The act of monitoring each otherʼs behaviour in the outdoors is inherently “overlaid on a backdrop of systemic discrimination,” Williams tells me. She believes Internet vigilantes are “participating in a system whereby Black, Brown and Indigenous bodies get over-policed in the outdoors, even though we suffer the most from environmental racism.” Unless something truly dangerous is being depicted in an image, Williams says, thereʼs never a good reason to make an example of someoneʼs actions online.
It can be tempting to blame social media for “ruining” the outdoors by turning serene spots into selfie backdrops with queues and crowds. Yet it would be remiss to peg social media as the root of all problems facing public land, or to overlook its positive impact—especially in encouraging diversity among adventurers.
Instagram geotags reduce educational barriers to information about where to go and how to get there, helping more people develop relationships with nature. “The dissemination of knowledge is a way to combat gatekeeping,” says Anaheed Saatchi, founder of inclusive BC-based climbing community BelayAll. “Itʼs not inherently bad that people know where these places are—in fact, itʼs joyful, itʼs amazing.”
Social media also provides platforms to historically underrepresented outdoorspeople, like the members of Instagramʼs @UnlikelyHikers, a community of hikers who are “people of size, people of colour, queer, trans and gender nonconforming.” In 2014, only 22 per cent of US park visitors were minorities. If parks are to remain cherished institutions well into the future, they will need a diverse constituency to support them.
Still, one can format social media posts to ensure they maximize benefit while minimizing harm to the outdoors. Itʼs helpful to accompany geotagged photos with context and pertinent information about the tagged location—if the ecosystem is sensitive, whose Indigenous land the trail is on, the length and difficulty of the route.
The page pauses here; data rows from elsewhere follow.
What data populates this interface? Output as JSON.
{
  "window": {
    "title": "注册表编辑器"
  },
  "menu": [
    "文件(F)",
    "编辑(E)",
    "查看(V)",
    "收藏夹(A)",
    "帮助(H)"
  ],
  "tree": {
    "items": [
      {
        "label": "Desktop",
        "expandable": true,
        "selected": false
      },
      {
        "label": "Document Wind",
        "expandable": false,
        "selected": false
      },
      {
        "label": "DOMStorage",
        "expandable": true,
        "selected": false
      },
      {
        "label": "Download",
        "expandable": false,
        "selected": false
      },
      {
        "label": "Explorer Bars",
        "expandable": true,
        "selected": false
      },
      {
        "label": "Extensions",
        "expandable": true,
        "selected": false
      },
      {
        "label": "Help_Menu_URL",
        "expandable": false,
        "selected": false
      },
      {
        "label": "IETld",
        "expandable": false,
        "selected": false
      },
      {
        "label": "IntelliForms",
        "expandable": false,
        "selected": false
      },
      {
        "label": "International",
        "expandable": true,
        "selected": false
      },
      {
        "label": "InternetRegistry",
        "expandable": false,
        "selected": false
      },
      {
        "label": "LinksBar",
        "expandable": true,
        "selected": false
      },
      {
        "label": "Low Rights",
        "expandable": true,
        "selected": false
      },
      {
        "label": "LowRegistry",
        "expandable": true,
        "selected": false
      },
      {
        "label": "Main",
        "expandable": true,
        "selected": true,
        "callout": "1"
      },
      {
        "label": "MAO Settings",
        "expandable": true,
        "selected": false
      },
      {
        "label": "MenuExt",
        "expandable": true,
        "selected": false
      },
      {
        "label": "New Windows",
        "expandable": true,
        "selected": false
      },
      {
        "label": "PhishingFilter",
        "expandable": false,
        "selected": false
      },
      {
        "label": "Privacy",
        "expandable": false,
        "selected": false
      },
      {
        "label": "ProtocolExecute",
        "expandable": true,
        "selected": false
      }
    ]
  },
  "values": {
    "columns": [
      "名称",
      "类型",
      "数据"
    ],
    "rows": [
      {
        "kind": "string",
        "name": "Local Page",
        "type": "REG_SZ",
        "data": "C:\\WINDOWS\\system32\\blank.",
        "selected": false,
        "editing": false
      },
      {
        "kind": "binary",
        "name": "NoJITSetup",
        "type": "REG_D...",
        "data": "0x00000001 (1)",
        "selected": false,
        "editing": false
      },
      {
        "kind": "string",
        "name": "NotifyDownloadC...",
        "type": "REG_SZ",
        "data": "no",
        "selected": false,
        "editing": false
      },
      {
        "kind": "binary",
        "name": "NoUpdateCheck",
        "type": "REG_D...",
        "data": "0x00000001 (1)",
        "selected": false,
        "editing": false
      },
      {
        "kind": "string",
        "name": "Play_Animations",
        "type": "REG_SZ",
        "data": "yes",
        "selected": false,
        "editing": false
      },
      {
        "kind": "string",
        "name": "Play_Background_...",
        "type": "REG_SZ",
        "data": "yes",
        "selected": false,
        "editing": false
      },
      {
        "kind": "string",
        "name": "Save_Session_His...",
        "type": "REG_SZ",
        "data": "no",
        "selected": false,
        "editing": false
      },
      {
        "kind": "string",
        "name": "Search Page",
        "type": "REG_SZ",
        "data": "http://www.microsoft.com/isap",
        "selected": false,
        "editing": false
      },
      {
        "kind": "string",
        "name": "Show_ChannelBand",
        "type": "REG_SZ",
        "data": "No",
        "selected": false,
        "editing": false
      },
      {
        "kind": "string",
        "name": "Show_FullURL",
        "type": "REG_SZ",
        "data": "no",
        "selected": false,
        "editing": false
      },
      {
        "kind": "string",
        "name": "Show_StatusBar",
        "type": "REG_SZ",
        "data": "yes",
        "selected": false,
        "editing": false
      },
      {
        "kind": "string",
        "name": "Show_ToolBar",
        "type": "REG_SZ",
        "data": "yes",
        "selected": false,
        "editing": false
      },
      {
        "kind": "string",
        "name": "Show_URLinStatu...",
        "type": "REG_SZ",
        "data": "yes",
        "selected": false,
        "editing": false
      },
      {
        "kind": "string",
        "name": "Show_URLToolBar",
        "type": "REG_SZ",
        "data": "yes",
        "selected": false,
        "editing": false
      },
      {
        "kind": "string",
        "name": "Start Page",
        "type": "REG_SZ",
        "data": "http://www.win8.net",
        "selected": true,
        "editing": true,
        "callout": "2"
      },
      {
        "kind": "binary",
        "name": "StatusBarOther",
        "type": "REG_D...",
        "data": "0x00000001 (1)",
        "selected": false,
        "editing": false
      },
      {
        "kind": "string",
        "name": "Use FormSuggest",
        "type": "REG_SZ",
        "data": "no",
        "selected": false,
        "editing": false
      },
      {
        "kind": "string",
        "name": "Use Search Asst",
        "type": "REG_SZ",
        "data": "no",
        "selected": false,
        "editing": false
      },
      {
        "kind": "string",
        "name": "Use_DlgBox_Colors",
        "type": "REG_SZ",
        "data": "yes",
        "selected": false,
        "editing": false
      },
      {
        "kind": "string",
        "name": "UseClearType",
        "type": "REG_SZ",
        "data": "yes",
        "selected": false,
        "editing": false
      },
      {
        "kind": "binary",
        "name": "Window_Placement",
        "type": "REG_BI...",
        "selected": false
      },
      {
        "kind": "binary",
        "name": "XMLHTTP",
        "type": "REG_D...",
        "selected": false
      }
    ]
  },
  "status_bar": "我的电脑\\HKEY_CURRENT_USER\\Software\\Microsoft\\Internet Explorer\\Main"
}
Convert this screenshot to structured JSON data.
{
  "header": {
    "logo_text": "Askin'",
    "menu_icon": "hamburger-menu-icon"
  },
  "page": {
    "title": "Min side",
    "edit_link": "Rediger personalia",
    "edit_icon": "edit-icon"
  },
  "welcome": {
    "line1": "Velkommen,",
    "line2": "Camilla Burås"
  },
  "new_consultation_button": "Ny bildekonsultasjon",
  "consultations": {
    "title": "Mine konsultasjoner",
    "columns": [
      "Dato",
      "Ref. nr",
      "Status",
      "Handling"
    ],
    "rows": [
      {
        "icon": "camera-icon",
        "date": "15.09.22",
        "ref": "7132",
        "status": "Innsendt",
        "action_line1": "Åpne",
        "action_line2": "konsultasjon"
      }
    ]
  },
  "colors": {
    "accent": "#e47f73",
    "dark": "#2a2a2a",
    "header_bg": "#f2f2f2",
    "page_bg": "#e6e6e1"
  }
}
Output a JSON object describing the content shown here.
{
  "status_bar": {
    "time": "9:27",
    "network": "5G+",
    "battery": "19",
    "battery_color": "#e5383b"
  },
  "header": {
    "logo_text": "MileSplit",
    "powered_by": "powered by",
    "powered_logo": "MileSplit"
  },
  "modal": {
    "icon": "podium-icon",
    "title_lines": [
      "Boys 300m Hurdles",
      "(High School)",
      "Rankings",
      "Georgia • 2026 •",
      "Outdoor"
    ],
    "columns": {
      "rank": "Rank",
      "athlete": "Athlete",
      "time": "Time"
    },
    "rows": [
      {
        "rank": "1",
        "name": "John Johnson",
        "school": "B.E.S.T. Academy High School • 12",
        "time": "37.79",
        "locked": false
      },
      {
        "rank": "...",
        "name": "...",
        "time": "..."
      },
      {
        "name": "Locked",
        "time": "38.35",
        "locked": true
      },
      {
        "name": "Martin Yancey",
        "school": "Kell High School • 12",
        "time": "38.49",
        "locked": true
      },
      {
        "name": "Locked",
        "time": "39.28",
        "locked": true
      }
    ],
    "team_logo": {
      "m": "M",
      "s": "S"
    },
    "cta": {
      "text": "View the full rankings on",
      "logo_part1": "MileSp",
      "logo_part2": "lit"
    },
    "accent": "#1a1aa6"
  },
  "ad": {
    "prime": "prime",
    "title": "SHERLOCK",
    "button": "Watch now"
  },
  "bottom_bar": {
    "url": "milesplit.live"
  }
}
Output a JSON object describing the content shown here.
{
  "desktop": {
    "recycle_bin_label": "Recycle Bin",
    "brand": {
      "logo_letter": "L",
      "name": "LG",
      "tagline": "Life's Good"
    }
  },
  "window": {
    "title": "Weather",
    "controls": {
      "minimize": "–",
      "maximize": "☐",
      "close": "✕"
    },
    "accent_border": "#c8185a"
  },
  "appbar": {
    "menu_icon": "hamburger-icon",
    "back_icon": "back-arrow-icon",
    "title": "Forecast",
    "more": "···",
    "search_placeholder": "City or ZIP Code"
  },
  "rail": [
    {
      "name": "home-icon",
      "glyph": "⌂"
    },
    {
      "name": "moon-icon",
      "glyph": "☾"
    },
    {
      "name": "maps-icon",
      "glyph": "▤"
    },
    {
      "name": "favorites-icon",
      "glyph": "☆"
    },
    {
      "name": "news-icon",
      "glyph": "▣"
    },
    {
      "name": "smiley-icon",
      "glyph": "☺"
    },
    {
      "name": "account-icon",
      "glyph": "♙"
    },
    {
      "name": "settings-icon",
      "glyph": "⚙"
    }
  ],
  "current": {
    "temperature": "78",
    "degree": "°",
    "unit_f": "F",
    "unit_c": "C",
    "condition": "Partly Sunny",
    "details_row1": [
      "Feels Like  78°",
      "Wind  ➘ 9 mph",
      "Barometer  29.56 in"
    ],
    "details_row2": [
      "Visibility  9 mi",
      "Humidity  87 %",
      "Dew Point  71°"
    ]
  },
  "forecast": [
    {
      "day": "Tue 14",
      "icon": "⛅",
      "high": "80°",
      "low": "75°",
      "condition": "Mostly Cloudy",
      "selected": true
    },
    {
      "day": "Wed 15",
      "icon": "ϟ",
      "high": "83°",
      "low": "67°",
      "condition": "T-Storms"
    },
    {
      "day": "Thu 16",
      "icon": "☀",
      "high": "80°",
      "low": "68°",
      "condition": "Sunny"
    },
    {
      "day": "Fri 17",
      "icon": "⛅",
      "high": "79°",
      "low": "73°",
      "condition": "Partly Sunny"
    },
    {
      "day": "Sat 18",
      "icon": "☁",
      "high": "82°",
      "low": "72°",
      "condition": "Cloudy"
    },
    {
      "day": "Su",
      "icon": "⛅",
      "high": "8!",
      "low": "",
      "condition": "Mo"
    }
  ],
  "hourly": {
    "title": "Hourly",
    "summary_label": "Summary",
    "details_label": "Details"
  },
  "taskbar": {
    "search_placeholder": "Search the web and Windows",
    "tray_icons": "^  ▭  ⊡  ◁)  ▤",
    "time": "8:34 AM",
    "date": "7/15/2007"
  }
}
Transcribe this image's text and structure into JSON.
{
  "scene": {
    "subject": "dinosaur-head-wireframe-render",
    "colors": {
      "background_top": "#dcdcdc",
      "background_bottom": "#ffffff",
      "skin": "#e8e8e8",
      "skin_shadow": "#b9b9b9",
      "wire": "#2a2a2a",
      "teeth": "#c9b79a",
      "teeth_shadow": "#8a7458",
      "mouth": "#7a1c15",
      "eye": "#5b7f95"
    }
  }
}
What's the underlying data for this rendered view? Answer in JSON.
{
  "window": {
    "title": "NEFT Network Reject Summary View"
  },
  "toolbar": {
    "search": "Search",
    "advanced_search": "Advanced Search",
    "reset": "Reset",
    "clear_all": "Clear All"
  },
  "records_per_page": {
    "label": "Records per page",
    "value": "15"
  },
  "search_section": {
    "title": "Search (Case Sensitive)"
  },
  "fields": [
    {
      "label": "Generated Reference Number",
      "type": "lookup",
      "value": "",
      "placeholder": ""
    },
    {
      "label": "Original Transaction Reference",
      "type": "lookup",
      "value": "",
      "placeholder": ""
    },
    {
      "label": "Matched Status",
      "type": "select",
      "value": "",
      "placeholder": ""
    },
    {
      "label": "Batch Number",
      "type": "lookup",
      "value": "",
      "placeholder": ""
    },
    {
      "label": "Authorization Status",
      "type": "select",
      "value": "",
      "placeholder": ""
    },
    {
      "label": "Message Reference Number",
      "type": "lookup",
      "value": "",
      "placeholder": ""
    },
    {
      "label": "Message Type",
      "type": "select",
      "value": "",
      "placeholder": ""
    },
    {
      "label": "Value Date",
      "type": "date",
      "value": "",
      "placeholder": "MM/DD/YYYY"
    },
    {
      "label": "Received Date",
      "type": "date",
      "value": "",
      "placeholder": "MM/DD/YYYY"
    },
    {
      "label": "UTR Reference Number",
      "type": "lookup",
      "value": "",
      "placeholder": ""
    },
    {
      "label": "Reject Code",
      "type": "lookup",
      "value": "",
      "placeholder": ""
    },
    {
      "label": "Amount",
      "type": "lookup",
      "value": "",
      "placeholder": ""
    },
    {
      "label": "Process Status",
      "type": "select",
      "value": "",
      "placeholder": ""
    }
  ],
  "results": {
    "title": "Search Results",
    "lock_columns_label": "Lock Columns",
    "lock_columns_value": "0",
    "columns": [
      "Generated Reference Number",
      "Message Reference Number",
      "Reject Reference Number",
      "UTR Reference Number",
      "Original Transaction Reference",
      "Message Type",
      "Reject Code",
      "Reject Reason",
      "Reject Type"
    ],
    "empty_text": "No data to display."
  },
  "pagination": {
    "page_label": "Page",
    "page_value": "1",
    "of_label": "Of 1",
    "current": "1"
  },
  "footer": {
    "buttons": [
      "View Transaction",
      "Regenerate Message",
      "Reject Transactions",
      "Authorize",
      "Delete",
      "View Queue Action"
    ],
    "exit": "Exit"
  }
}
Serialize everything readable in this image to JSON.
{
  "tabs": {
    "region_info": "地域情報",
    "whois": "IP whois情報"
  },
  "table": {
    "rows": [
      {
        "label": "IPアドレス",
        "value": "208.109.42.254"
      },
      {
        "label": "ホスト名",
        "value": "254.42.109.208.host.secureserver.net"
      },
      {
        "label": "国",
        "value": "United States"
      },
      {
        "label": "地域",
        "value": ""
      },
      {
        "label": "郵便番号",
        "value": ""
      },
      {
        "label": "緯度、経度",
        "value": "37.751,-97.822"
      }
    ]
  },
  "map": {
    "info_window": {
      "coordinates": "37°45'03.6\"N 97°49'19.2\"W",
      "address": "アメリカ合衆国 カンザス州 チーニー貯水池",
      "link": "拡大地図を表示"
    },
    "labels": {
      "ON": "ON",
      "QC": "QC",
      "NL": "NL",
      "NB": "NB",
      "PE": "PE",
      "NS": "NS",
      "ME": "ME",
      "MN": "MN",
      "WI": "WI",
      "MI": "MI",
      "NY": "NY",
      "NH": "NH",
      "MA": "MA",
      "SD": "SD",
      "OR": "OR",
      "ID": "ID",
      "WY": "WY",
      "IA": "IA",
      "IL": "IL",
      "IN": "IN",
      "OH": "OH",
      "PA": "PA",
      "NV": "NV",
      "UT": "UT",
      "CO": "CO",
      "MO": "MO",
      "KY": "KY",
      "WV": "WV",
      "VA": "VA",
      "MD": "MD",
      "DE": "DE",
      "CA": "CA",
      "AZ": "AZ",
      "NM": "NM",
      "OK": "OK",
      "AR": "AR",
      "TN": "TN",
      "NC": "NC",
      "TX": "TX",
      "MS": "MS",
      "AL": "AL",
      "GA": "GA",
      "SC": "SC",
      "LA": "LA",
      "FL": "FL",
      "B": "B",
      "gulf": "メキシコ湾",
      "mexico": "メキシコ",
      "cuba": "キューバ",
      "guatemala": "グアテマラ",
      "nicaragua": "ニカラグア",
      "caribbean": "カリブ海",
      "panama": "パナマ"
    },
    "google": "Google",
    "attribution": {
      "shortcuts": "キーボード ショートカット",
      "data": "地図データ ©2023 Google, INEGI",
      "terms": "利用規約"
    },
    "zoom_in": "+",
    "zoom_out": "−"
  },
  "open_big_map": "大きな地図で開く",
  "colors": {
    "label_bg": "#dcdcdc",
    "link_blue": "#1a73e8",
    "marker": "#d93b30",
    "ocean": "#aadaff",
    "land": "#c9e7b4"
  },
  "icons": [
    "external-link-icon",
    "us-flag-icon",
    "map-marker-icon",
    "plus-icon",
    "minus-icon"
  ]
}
Sharing posts about lesser-known trails also encourages the dispersal of crowds, as opposed to overconcentration on any one site.
Of course, there are myriad ways of supporting conservation efforts that do not involve social media call outs, such as donating to conservancies, volunteering for clean-ups and petitioning the government to reduce reliance on resource extraction and increase park funding.
“The answer to environmental infractions… lies with increased education, outreach and staffing,” says Williams. “Set an example for others to follow, without constructing ‘us vs. themʼ binaries in your mind.”